I am also dismayed by a broader rise of intolerance towards religious and other minorities in India. The current wave of violent, and often lethal, mob attacks against people under the pretext of protecting the lives of cows is alarming. People who speak out for fundamental human rights are also threatened. Gauri Lankesh, a journalist who tirelessly addressed the corrosive effect of sectarianism and hatred, was assassinated last week. I have been heartened by the subsequent marches calling for protection of the right to freedom of expression, and by demonstrations in 12 cities to protest the lynchings. Human rights defenders who work for the rights of India’s most vulnerable groups – including those threatened with displacement by infrastructure projects such as the Sardar Sarovar Dam in the Narmada river valley – should be considered allies in building on India’s achievements to create a stronger and more inclusive society. Instead, many are subject to harassment and even criminal proceedings, or denied protection by the State.

In Pakistan, the authorities often encourage intolerance for minorities or minority views, with sometimes deadly consequences. Many journalists and human rights defenders face daily threats of violence. Even allegations of blasphemy, or suggestions that blasphemy laws require revision to comply with the right to freedom of thought and religion can lead to vigilante violence. In addition, the Government has used vague and excessive legislation on the digital space, and regulations regarding NGO activities, to limit critical voices and shrink the democratic space. Violence against women remains extremely widespread, including forced marriage, acid attacks and forced and child marriage.

I regret the reluctance of both India and Pakistan to engage with my Office on the human rights concerns I have raised in recent months. This includes their failure to grant access to Kashmir on both sides of the Line of Control to verify the worrying developments that continue to be reported there. In the absence of such access, my Office is undertaking remote monitoring of the human rights situation in Kashmir on both sides of the Line of Control, with a view to making the findings public in the near future.

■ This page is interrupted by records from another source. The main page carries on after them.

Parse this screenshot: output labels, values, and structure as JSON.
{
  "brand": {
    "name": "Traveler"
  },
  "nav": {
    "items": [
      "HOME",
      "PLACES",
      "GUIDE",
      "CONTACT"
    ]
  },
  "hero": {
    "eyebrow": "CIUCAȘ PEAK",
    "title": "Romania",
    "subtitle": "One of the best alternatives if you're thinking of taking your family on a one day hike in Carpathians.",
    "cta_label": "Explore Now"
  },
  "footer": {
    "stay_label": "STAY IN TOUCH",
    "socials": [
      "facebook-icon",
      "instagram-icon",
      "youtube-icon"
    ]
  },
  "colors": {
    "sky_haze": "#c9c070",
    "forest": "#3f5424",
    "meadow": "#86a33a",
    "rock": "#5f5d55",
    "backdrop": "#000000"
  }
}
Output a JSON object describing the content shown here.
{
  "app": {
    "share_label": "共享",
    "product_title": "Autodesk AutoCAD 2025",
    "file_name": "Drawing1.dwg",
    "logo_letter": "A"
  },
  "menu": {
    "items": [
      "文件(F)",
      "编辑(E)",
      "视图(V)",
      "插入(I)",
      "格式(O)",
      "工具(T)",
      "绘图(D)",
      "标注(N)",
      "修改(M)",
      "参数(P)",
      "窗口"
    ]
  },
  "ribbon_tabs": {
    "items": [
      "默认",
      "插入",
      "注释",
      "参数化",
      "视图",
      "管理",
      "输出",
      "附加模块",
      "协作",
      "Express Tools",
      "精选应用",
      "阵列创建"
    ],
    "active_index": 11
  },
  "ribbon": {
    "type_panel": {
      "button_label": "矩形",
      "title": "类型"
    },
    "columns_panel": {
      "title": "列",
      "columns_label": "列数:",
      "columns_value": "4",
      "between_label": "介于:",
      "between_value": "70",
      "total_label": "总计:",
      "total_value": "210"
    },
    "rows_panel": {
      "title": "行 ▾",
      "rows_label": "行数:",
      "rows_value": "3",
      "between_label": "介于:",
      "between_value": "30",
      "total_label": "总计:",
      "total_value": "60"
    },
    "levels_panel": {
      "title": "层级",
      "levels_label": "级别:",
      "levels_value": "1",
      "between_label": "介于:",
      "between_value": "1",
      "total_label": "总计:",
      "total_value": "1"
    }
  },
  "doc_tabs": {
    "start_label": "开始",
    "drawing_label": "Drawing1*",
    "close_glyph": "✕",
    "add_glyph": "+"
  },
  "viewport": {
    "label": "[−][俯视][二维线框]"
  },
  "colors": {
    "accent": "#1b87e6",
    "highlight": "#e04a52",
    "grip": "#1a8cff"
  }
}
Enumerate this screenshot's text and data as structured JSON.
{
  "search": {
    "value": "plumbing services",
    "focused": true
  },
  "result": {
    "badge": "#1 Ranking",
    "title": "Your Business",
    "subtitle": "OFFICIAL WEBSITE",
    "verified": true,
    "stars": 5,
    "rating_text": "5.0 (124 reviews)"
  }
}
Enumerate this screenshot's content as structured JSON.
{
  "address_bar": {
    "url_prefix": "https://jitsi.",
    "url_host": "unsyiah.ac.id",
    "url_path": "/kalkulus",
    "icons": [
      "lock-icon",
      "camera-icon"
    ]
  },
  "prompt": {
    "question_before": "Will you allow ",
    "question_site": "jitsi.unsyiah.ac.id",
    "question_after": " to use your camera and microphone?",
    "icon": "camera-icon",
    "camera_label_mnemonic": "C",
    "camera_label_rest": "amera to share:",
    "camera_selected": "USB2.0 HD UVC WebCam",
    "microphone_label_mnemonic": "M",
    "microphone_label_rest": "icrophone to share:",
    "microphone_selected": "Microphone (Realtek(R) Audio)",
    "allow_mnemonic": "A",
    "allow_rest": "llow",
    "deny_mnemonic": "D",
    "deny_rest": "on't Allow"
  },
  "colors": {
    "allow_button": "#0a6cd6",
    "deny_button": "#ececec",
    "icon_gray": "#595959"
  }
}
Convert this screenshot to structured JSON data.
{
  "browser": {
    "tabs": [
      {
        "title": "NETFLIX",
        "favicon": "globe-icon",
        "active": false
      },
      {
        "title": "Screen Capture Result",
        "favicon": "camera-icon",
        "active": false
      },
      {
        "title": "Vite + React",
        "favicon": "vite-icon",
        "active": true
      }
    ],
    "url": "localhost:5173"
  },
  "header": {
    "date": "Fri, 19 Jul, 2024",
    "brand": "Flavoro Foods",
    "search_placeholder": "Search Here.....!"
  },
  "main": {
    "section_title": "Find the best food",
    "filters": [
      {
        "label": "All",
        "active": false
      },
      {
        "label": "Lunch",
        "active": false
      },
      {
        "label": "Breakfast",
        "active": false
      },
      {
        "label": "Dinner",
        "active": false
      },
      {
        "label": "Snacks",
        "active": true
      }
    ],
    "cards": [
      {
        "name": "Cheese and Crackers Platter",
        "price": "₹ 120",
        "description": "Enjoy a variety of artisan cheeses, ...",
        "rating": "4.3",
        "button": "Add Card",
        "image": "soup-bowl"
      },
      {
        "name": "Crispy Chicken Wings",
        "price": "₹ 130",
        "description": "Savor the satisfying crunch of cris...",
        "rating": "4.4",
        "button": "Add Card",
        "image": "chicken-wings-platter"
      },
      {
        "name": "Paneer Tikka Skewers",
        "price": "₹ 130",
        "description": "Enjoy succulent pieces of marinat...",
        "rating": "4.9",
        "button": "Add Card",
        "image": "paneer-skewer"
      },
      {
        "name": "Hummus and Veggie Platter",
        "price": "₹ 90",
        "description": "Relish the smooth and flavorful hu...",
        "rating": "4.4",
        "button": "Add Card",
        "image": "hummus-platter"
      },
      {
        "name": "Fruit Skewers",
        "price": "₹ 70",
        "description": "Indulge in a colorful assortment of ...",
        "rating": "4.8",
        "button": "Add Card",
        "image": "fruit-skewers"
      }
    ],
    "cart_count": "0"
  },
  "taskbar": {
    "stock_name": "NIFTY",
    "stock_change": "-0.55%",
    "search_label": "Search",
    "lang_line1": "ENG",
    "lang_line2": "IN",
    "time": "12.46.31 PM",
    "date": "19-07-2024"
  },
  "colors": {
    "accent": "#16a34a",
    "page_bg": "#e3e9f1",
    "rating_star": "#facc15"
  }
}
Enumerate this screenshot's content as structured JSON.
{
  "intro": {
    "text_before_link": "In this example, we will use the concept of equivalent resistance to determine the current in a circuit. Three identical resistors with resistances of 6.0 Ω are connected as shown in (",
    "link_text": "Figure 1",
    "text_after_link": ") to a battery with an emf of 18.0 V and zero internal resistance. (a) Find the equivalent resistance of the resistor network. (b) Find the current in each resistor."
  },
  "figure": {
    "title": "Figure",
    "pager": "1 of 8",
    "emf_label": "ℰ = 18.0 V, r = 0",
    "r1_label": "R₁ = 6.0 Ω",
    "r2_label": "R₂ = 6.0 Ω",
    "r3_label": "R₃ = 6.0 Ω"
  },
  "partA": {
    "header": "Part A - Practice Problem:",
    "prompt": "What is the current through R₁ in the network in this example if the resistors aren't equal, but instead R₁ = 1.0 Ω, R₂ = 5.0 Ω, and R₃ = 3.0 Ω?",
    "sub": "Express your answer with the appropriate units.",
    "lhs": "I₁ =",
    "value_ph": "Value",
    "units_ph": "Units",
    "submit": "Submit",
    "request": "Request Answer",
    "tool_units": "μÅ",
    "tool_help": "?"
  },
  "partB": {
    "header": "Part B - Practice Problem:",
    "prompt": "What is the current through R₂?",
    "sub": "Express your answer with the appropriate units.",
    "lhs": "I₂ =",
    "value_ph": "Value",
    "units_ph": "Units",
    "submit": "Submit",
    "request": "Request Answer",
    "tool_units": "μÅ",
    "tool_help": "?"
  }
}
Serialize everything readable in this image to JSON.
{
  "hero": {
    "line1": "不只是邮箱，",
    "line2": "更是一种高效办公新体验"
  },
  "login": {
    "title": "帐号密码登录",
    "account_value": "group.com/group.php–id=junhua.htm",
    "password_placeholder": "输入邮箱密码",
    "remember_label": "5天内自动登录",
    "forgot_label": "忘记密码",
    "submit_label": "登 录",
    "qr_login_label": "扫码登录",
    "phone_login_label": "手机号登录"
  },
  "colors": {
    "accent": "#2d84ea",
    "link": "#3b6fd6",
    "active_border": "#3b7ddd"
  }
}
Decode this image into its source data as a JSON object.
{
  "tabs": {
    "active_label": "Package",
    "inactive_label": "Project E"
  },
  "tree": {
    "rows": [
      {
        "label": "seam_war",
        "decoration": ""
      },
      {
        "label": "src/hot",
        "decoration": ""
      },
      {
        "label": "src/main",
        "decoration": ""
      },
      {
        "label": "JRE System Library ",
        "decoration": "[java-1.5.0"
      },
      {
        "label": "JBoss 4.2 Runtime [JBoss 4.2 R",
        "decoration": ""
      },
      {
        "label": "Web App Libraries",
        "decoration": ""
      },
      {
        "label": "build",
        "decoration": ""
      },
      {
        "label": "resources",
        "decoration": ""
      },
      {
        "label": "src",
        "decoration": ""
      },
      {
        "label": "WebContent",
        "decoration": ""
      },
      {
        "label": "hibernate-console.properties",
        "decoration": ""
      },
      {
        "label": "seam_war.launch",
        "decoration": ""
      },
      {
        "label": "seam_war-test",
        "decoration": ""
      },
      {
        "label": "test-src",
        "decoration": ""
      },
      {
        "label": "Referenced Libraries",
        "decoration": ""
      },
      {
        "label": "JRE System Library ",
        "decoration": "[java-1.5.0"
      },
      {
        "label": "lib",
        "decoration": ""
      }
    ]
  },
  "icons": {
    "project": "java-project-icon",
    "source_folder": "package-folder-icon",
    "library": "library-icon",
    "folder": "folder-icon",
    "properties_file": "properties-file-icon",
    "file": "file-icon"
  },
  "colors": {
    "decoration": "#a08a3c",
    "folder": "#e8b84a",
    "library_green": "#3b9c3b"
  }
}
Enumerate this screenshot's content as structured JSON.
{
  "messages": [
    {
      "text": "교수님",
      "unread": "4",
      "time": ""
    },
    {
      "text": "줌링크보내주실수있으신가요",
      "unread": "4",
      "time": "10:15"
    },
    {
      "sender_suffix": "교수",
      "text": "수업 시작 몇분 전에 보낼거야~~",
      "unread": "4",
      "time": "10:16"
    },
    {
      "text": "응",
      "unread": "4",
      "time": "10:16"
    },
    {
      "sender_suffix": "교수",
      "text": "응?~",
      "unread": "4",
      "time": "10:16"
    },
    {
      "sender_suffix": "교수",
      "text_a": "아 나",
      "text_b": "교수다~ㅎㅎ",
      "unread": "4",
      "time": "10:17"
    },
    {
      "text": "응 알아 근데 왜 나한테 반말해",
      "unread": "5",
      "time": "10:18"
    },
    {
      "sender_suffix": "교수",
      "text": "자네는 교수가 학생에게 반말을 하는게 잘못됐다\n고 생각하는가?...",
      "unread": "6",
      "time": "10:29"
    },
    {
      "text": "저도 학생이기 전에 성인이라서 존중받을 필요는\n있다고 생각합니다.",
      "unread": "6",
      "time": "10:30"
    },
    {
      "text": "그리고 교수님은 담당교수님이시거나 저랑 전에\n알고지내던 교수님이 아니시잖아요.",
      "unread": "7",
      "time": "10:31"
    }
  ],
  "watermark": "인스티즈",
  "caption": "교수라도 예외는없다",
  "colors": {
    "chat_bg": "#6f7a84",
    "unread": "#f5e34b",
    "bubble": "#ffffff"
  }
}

In Sri Lanka, I urge the Government to swiftly operationalize the Office of Missing Persons and to move faster on other essential confidence building measures, such as release of land occupied by the military, and resolving long-pending cases registered under the Prevention of Terrorism Act. I repeat my request for that Act to be replaced with a new law in line with international human rights standards. In the North, protests by victims indicate their growing frustration over the slow pace of reforms. I encourage the Government to act on its commitment in Resolution 30/1 to establish transitional justice mechanisms, and to establish a clear timeline and benchmarks for the implementation of these and other commitments.

This should not be viewed by the Government as a box-ticking exercise to placate the Council, but as an essential undertaking to address the rights of all its people. The absence of credible action in Sri Lanka to ensure accountability for alleged violations of international human rights law and international humanitarian law makes the exercise of universal jurisdiction even more necessary. [ . . . ]

P.S.

The above excerpts from the statement by the UN High Commissioner for Human Rights are reproduced here for educational and non commercial use